Are Warmup Exercises Necessary Before Workouts?

Are Warmup Exercises Necessary Before Workouts?

3. Make it exercise-specific.

“A pre-workout warmup should entail movements that closely resemble the actual workout,” Torres says. For example, “if the workout is leg-focused and will have plenty of squats, I wouldn’t have my client stretching their hamstrings or quads. The warmup would be squats. We would do them at either a lesser intensity or range of motion than the actual workout calls for.”

The reasoning behind this approach to warming up is that “doing the actual movement gets your joints warmed up and blood into your muscles. When doing this you’re already making your muscle and tissue pliable” with the specific movements you’ll be doing in the main part of the workout.

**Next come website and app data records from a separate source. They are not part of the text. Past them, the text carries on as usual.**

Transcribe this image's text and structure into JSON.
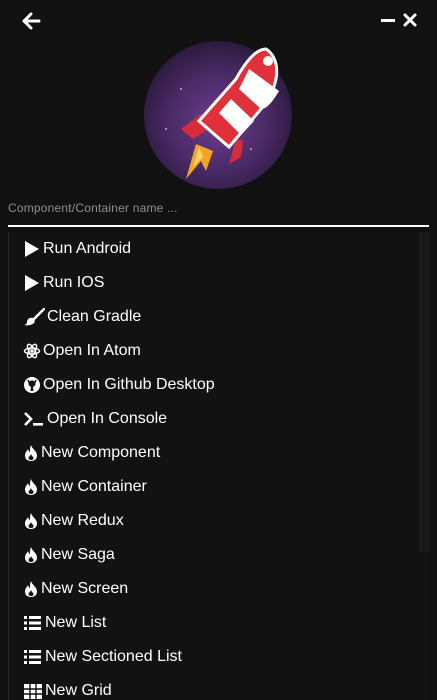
{
  "window": {
    "back_icon": "arrow-left-icon",
    "minimize_icon": "minimize-icon",
    "close_icon": "close-icon"
  },
  "logo": {
    "icon": "rocket-logo",
    "colors": {
      "circle_outer": "#2a1a3e",
      "circle_inner": "#6b3a8e",
      "rocket_red": "#e0303a",
      "rocket_white": "#ffffff",
      "flame": "#f5a623"
    }
  },
  "search": {
    "placeholder": "Component/Container name ...",
    "value": ""
  },
  "menu": {
    "items": [
      {
        "label": "Run Android",
        "icon": "play-icon"
      },
      {
        "label": "Run IOS",
        "icon": "play-icon"
      },
      {
        "label": "Clean Gradle",
        "icon": "paint-brush-icon"
      },
      {
        "label": "Open In Atom",
        "icon": "atom-icon"
      },
      {
        "label": "Open In Github Desktop",
        "icon": "github-icon"
      },
      {
        "label": "Open In Console",
        "icon": "terminal-icon"
      },
      {
        "label": "New Component",
        "icon": "flame-icon"
      },
      {
        "label": "New Container",
        "icon": "flame-icon"
      },
      {
        "label": "New Redux",
        "icon": "flame-icon"
      },
      {
        "label": "New Saga",
        "icon": "flame-icon"
      },
      {
        "label": "New Screen",
        "icon": "flame-icon"
      },
      {
        "label": "New List",
        "icon": "list-icon"
      },
      {
        "label": "New Sectioned List",
        "icon": "list-icon"
      },
      {
        "label": "New Grid",
        "icon": "grid-icon"
      }
    ]
  },
  "colors": {
    "background": "#111111",
    "text": "#ffffff",
    "placeholder": "#8f8f8f"
  }
}
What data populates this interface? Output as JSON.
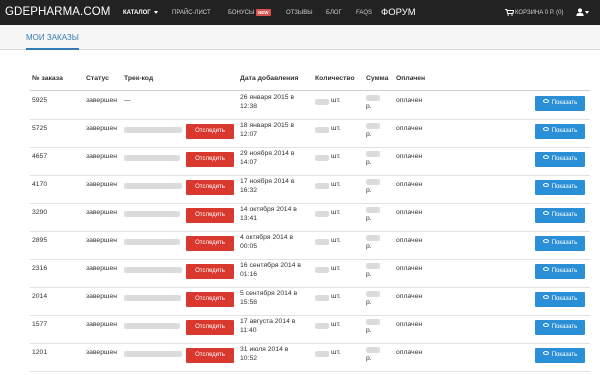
{
  "navbar": {
    "brand": "GDEPHARMA.COM",
    "items": [
      "КАТАЛОГ",
      "ПРАЙС-ЛИСТ",
      "БОНУСЫ",
      "ОТЗЫВЫ",
      "БЛОГ",
      "FAQS",
      "ФОРУМ"
    ],
    "new_badge": "NEW",
    "cart": "КОРЗИНА 0 Р. (0)",
    "cart_icon": "cart-icon",
    "user_icon": "user-icon"
  },
  "subnav": {
    "tab": "МОИ ЗАКАЗЫ"
  },
  "table": {
    "headers": [
      "№ заказа",
      "Статус",
      "Трек-код",
      "Дата добавления",
      "Количество",
      "Сумма",
      "Оплачен"
    ],
    "track_label": "Отследить",
    "show_label": "Показать",
    "qty_suffix": "шт.",
    "sum_suffix": "р.",
    "colors": {
      "track_button": "#d9382e",
      "show_button": "#2a8fd6"
    },
    "rows": [
      {
        "id": "5925",
        "status": "завершен",
        "track": "—",
        "date1": "26 января 2015 в",
        "date2": "12:38",
        "paid": "оплачен"
      },
      {
        "id": "5725",
        "status": "завершен",
        "track": "",
        "date1": "18 января 2015 в",
        "date2": "12:07",
        "paid": "оплачен"
      },
      {
        "id": "4657",
        "status": "завершен",
        "track": "",
        "date1": "29 ноября 2014 в",
        "date2": "14:07",
        "paid": "оплачен"
      },
      {
        "id": "4170",
        "status": "завершен",
        "track": "",
        "date1": "17 ноября 2014 в",
        "date2": "16:32",
        "paid": "оплачен"
      },
      {
        "id": "3290",
        "status": "завершен",
        "track": "",
        "date1": "14 октября 2014 в",
        "date2": "13:41",
        "paid": "оплачен"
      },
      {
        "id": "2895",
        "status": "завершен",
        "track": "",
        "date1": "4 октября 2014 в",
        "date2": "00:05",
        "paid": "оплачен"
      },
      {
        "id": "2316",
        "status": "завершен",
        "track": "",
        "date1": "16 сентября 2014 в",
        "date2": "01:16",
        "paid": "оплачен"
      },
      {
        "id": "2014",
        "status": "завершен",
        "track": "",
        "date1": "5 сентября 2014 в",
        "date2": "15:58",
        "paid": "оплачен"
      },
      {
        "id": "1577",
        "status": "завершен",
        "track": "",
        "date1": "17 августа 2014 в",
        "date2": "11:40",
        "paid": "оплачен"
      },
      {
        "id": "1201",
        "status": "завершен",
        "track": "",
        "date1": "31 июля 2014 в",
        "date2": "10:52",
        "paid": "оплачен"
      }
    ]
  }
}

By the same token, Moran says that if you’re gearing up for cardio, aim to increase your breathing and heart rate slowly to prevent fatiguing too early in the exercise itself. Going from zero to 100 would be like leaping out of bed in the morning without sitting up, shaking off the grogginess and stretching first. “It’s preparing our body to go into a different phase of activity,” she says.

If you’re preparing for a weightlifting workout, on the other hand, it’s most important to practice your movements with no weights or light weights to test drive how your joints are working that day and practice your range of motion. In other words, you don’t want to learn you have a kink in your knee or your stance is unsteady when you have 100 pounds on your back. “If something hurts,” Moran says, “don’t do it until you consult your physical therapist.”

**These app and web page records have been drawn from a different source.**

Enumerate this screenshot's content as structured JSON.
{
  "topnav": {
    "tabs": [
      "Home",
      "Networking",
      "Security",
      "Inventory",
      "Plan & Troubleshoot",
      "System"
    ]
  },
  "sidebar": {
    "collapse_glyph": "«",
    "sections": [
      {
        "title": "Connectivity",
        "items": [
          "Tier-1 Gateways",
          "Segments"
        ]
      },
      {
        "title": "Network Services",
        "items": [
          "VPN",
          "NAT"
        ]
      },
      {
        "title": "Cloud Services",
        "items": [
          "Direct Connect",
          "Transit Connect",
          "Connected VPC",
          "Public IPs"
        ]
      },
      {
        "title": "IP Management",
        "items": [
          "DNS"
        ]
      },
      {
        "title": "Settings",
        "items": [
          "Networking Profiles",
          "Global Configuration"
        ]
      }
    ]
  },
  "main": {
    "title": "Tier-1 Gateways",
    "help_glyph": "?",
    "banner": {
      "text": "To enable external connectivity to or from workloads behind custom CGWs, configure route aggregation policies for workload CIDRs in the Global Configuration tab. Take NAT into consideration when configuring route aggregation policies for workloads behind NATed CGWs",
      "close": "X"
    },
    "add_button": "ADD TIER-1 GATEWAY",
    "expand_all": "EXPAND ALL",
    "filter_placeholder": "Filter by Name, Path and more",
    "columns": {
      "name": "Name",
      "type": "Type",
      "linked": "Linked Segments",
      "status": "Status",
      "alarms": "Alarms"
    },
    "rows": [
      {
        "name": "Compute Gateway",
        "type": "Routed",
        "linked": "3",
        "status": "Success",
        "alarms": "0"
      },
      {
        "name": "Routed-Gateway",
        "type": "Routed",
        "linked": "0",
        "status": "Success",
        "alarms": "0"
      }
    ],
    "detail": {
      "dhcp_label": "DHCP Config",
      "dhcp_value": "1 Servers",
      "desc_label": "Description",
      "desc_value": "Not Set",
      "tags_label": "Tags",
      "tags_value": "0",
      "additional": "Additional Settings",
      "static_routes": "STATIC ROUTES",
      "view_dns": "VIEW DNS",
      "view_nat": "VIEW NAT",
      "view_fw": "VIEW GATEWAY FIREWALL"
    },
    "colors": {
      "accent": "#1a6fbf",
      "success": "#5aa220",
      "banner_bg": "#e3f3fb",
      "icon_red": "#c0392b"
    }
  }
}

Team sports or other agility workouts, meanwhile, lend themselves to warmups like speed drills in order to activate your neuromuscular system and test out your quickness that day.

Before a cycling workout, for example, Winsberg likes to do “ladders” – first building up and then lowering the resistance, then speeding up and slowing down and finally increasing and decreasing both power and cadence. “I find it’s a really good indicator of fatigue,” she says. “If there’s not quickness there, it’s probably not a day to do a really tough workout.”